*** The records Section Begins ***
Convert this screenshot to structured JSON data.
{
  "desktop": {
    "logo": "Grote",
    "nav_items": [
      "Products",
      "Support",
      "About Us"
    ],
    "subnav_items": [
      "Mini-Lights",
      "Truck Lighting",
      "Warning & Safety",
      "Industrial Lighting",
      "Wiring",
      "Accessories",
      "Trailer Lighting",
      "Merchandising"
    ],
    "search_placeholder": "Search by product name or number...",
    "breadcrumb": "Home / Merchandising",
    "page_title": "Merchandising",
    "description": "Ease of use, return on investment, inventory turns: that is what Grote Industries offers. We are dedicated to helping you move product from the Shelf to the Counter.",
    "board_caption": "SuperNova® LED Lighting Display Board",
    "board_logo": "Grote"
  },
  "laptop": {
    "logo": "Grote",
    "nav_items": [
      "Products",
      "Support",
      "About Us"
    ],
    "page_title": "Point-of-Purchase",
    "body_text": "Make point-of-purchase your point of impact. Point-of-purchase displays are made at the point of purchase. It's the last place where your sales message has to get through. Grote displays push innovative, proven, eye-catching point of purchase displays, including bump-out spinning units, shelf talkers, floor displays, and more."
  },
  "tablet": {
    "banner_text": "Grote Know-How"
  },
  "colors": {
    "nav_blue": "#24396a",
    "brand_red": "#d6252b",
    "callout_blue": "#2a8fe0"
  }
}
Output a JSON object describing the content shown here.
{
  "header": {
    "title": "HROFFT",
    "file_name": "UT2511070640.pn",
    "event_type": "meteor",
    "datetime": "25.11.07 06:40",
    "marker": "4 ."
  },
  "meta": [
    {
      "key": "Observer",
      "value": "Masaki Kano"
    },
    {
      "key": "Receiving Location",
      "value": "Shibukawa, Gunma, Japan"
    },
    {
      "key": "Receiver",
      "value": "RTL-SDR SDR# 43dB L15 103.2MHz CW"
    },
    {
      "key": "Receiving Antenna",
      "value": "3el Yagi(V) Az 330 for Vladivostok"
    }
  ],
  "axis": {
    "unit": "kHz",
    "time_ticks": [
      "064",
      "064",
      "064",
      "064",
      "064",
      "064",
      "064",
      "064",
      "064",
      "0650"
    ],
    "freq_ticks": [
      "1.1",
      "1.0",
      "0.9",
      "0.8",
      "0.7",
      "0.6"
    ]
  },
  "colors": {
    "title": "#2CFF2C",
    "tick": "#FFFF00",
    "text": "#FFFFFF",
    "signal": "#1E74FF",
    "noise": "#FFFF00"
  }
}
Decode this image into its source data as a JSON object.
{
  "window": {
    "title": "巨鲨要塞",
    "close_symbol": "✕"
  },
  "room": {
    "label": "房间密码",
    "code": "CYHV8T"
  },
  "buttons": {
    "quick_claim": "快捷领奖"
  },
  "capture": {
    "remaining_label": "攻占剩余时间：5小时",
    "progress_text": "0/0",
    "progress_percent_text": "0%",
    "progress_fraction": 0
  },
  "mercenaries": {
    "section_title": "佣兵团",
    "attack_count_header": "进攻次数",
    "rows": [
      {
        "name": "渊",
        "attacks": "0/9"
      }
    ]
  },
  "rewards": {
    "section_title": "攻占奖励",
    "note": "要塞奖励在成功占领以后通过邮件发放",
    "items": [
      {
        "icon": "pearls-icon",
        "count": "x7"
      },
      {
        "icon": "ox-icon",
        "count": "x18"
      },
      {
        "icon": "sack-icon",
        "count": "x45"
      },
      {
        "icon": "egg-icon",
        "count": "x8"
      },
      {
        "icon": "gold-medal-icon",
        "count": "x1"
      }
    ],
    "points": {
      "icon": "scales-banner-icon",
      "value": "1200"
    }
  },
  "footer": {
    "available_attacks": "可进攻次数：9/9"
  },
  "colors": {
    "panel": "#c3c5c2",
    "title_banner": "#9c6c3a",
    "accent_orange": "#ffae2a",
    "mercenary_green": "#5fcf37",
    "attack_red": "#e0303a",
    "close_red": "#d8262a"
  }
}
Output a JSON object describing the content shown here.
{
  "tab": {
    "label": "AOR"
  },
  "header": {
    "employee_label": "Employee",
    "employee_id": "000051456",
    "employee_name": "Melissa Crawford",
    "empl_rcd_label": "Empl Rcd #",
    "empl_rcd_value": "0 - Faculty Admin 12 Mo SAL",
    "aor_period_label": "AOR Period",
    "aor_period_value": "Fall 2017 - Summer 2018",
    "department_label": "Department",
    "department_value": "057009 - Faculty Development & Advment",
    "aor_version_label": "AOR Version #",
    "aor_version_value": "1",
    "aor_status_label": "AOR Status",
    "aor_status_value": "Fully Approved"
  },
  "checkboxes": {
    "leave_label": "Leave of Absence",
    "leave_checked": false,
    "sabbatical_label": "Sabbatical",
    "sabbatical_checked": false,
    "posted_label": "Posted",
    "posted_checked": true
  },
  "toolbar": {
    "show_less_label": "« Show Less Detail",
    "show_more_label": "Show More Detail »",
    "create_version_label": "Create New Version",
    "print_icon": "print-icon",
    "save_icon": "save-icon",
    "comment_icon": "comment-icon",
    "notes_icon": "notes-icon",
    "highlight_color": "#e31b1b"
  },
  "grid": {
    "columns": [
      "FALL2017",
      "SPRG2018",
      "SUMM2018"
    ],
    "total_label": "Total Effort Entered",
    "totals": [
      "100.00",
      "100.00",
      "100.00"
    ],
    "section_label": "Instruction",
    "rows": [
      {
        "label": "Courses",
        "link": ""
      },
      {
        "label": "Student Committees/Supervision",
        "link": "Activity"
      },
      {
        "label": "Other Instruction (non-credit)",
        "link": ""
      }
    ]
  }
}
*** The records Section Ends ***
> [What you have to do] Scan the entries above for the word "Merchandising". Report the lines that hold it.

> [Completed task]
      "Merchandising"
    "breadcrumb": "Home / Merchandising",
    "page_title": "Merchandising",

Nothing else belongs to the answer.